Save ArticleSave Article

Failed to save article

Please try again

This article is more than 9 years old.

By 2050, the world's population is expected to grow to nine billion people, a population increase which will require boosting global food production by 70%, according to the UN's Food and Agriculture Office. And yet, according to a recent report by this same UN agency, 1.3 billion tons of food is wasted each year while nearly 900 million people around the world struggle each day with hunger.

In the U.S. alone, 40% of the food produced each year goes to waste. That's $165 billion worth of uneaten and wasted food, according to a report authored by the Natural Resources Defense Council.

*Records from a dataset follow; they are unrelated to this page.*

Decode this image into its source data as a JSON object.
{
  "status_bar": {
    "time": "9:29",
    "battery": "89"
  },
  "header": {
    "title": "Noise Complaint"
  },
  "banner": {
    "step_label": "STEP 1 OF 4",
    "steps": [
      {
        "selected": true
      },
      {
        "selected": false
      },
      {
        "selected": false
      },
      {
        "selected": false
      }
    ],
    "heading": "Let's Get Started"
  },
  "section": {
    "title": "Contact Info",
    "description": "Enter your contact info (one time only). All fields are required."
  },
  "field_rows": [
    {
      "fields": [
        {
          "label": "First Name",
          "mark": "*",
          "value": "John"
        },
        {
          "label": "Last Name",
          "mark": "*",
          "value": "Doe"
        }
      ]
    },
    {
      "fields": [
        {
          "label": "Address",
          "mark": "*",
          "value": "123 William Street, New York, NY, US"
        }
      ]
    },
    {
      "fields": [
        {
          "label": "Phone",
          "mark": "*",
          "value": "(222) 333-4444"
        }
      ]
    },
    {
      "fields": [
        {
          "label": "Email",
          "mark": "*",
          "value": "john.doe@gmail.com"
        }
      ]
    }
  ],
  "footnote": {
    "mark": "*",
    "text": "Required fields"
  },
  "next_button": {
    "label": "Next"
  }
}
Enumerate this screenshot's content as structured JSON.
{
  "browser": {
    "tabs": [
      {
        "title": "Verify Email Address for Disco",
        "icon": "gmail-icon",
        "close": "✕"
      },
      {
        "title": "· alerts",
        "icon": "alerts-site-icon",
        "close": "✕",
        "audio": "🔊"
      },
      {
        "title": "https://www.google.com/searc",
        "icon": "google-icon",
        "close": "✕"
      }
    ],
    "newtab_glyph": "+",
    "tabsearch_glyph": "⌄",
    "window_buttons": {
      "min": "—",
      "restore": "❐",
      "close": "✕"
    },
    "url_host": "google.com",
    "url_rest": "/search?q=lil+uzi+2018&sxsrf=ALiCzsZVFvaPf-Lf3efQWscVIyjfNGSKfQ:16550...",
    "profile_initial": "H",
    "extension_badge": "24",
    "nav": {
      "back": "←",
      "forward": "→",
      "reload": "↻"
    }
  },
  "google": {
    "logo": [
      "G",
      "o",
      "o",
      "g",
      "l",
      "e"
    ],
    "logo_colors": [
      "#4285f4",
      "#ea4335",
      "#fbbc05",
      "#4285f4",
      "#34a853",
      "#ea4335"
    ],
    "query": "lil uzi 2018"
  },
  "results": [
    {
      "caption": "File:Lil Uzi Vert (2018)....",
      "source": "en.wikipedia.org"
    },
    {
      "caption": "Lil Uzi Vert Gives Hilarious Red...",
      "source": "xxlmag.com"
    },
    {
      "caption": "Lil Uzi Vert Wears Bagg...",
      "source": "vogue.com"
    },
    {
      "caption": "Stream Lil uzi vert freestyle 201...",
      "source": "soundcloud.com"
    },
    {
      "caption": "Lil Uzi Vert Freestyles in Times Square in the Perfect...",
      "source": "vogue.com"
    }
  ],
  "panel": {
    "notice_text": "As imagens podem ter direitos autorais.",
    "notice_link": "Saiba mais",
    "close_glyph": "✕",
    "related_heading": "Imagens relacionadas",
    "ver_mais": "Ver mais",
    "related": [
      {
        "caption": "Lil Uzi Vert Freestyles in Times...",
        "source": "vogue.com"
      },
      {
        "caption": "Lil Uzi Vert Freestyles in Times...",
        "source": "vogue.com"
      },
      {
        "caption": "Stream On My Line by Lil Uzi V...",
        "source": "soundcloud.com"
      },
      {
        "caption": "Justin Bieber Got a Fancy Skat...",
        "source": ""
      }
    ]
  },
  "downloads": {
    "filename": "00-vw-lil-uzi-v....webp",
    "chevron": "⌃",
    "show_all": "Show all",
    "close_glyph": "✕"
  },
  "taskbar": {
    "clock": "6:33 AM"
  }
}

Many factors contribute to food waste, including portion sizes which have ballooned in a little more than a generation. For example, between 1982 and 2002, the average pizza slice almost doubled in calories and even our humble dinner plate has increased two inches in diameter since the 1970s, according to Dana Gunders, an NRDC staff scientist and food waste expert.

Food waste occurs not just in our homes but in grocery stores, restaurants and farms. In fact, more than half of all the fruits and vegetables grown in the U.S. never get eaten, and most of this produce never even gets to market since it it doesn't meet size or appearance specifications for retail sale.

More than 50% of all the fruits and vegetables in the U.S. never get eaten and often end up in landfills. Photo by Sheraz Sadiq, KQED Science
More than 50% of all the fruits and vegetables in the U.S. never get eaten and often end up in landfills. Photo by Sheraz Sadiq, KQED Science

Another culprit of food waste can be found in the use or sell by or "best before" dates stamped on practically any packaged food. As a new report co-authored by the NRDC and the Harvard Food Law and Policy Clinic makes clear, those dates are placed by the manufacturer to indicate a product's freshness, not its safety.


One survey found that the dates confuse whopping 90 percent of respondents to throw out foods past their expiration dates out of a mistaken belief that the items are no longer safe to eat. Moreover, there is no consistent, federal expiration date labeling system, which is why the expiration date listed on a box of granola bars, for example, is up to the manufacturer to determine, along with the choice of wording ('sell by' versus 'best before') and even where it is listed on the product. So the report's authors came up with suggestions to improve the current confusion over expiration dates, including the elimination of "sell by" dates or other dates which are designed to inform the retailer when to remove the product from the shelf.

Before producing this story, I confess to being a bit complacent  in my own food shopping and dining habits. After all, if I didn't finish that meal or if that leafy, organic kale had been sitting in the fridge for a few weeks without being used, I could always compost it and buy more, right? Maybe, but what this attitude ignores is the unseen cost of food waste: namely, the enormous amount of resources utilized in growing, harvesting and bringing that produce and food to market. For example, 80 percent  of our nation's freshwater, 50 percent of the land and 10 percent of the U.S. energy budget is spent on food production, which is why wasting food is tantamount to wasting environmental resources.

Also, "not all food waste is equal," according to the NRDC’s Dana Gunders. When you throw out a hamburger, the amount of water that has been used to produce that hamburger is equal to taking a 90-minute shower, as she explained to me. While it would, of course, be great to curb all forms of food waste, knowing the amount of land, water, and energy it took to produce that Big Mac may help us at least begin to realize the environmental toll that dairy and meat products take when they go uneaten.

Organic apples for sale at Bi-Rite Market in San Francisco. Photo by Sheraz Sadiq / KQED Science
Organic apples for sale at Bi-Rite Market in San Francisco. Photo by Sheraz Sadiq / KQED Science

Today the fight against food waste has met the digital age through the use of social media and new websites that have sprung up to crowdsource surplus food at farms, grocery stores and businesses. Perhaps simply being aware of the hunger which afflicts millions of Americans can change how we view the food we eat, and more importantly, the food we allow to go to waste.

As Kathy Jackson, CEO of Second Harvest food bank in San Jose told me, "Twenty or thirty years from now, I’m cautiously optimistic that we’ll have fewer hungry people in our country. And I really do believe that the only way we’re going to get there from here is by dramatically reducing the amount of food waste in the United States."